Brian Dripps

Brian Dripps

A special prosecutor from the Idaho Attorney General’s Office will take over as prosecutor for the Brian Dripps murder case.

The Bonneville County Prosecutor’s Office announced it was withdrawing from the case Friday, citing a letter of intent to sue sent by Christopher Tapp to the city of Idaho Falls.

Bonneville County Prosecutor Daniel Clark said in a Friday news release that Bonneville County and the Bonneville County Prosecutor’s Office were likely to be defendants in a lawsuit filed by Tapp. Clark stated his role as prosecutor and as the attorney for the county created a conflict of interest in Dripps’ case.
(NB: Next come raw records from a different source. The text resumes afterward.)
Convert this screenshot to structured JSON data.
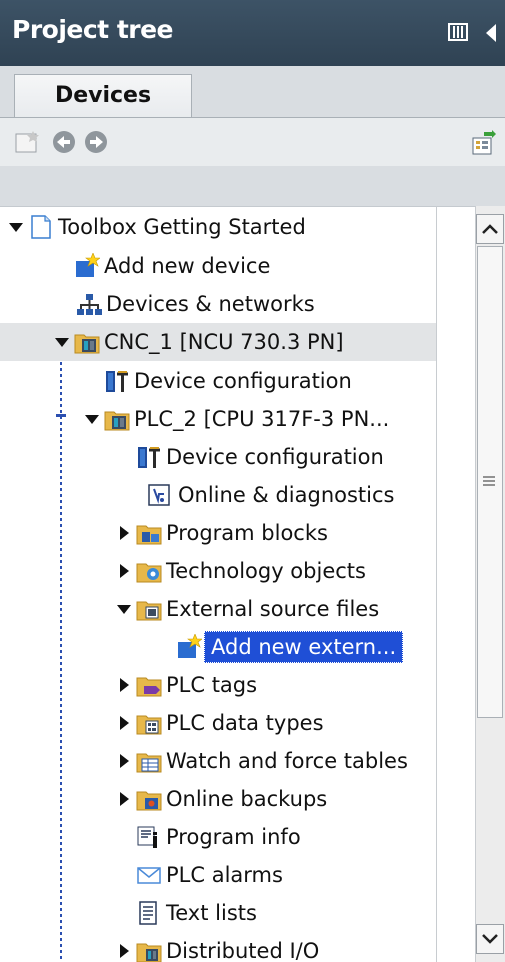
{
  "panel": {
    "title": "Project tree"
  },
  "tabs": [
    {
      "label": "Devices",
      "active": true
    }
  ],
  "toolbar": {
    "icons": [
      "new-folder-icon",
      "back-arrow-icon",
      "forward-arrow-icon",
      "tree-view-options-icon"
    ]
  },
  "tree": {
    "items": [
      {
        "label": "Toolbox Getting Started",
        "icon": "project-icon",
        "expanded": true
      },
      {
        "label": "Add new device",
        "icon": "add-device-icon"
      },
      {
        "label": "Devices & networks",
        "icon": "network-icon"
      },
      {
        "label": "CNC_1 [NCU 730.3 PN]",
        "icon": "cnc-device-icon",
        "expanded": true
      },
      {
        "label": "Device configuration",
        "icon": "device-config-icon"
      },
      {
        "label": "PLC_2 [CPU 317F-3 PN...",
        "icon": "plc-icon",
        "expanded": true
      },
      {
        "label": "Device configuration",
        "icon": "device-config-icon"
      },
      {
        "label": "Online & diagnostics",
        "icon": "diagnostics-icon"
      },
      {
        "label": "Program blocks",
        "icon": "program-blocks-icon",
        "expanded": false
      },
      {
        "label": "Technology objects",
        "icon": "technology-objects-icon",
        "expanded": false
      },
      {
        "label": "External source files",
        "icon": "external-files-icon",
        "expanded": true
      },
      {
        "label": "Add new extern...",
        "icon": "add-new-icon",
        "selected": true
      },
      {
        "label": "PLC tags",
        "icon": "plc-tags-icon",
        "expanded": false
      },
      {
        "label": "PLC data types",
        "icon": "data-types-icon",
        "expanded": false
      },
      {
        "label": "Watch and force tables",
        "icon": "watch-tables-icon",
        "expanded": false
      },
      {
        "label": "Online backups",
        "icon": "backups-icon",
        "expanded": false
      },
      {
        "label": "Program info",
        "icon": "program-info-icon"
      },
      {
        "label": "PLC alarms",
        "icon": "alarms-icon"
      },
      {
        "label": "Text lists",
        "icon": "text-lists-icon"
      },
      {
        "label": "Distributed I/O",
        "icon": "distributed-io-icon",
        "expanded": false
      }
    ]
  },
  "colors": {
    "titlebar": "#2f4253",
    "selection": "#1f4fd6",
    "tree_line": "#2b4fb0"
  }
}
“At this time, I must ensure all measures are employed to protect the integrity of Mr. Dripps’ prosecution to include numerous potential actions that may occur with his case in the upcoming months and years,” Clark wrote.

Dripps has been charged with first-degree murder and rape after he admitted to the 1996 killing Angie Dodge. DNA recovered from the crime scene matches his.
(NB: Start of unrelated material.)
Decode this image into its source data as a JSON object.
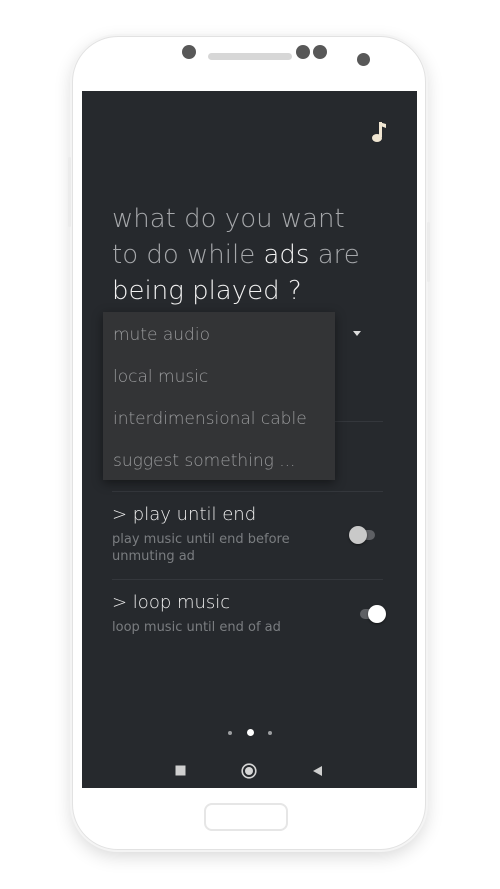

Tapp spent 20 years in prison after a jury found him guilty based on his confession and the testimony of a witness who said she overheard him admit to the murder. An investigation determined Tapp’s confession was coerced by officers in the Idaho Falls Police Department. The witness recanted her testimony and said she was pressured into testifying by police.
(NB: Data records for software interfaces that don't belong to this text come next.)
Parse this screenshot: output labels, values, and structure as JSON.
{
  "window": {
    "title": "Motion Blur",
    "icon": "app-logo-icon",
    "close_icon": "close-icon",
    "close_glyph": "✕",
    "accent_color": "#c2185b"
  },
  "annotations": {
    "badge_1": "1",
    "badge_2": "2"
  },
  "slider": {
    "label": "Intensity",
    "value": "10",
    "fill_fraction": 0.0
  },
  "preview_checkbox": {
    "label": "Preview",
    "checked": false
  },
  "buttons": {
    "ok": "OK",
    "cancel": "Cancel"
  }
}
The motion for a special prosecutor was accepted Friday. The change in attorneys could cause delays in the case as the Attorney General’s Office reviews the evidence. A hearing is scheduled for April 16 for a motion filed by Dripps’ attorneys to have his confession thrown out.

Though he has sent a tort claim to Idaho Falls, Tapp and his attorneys have not filed a lawsuit as of Monday.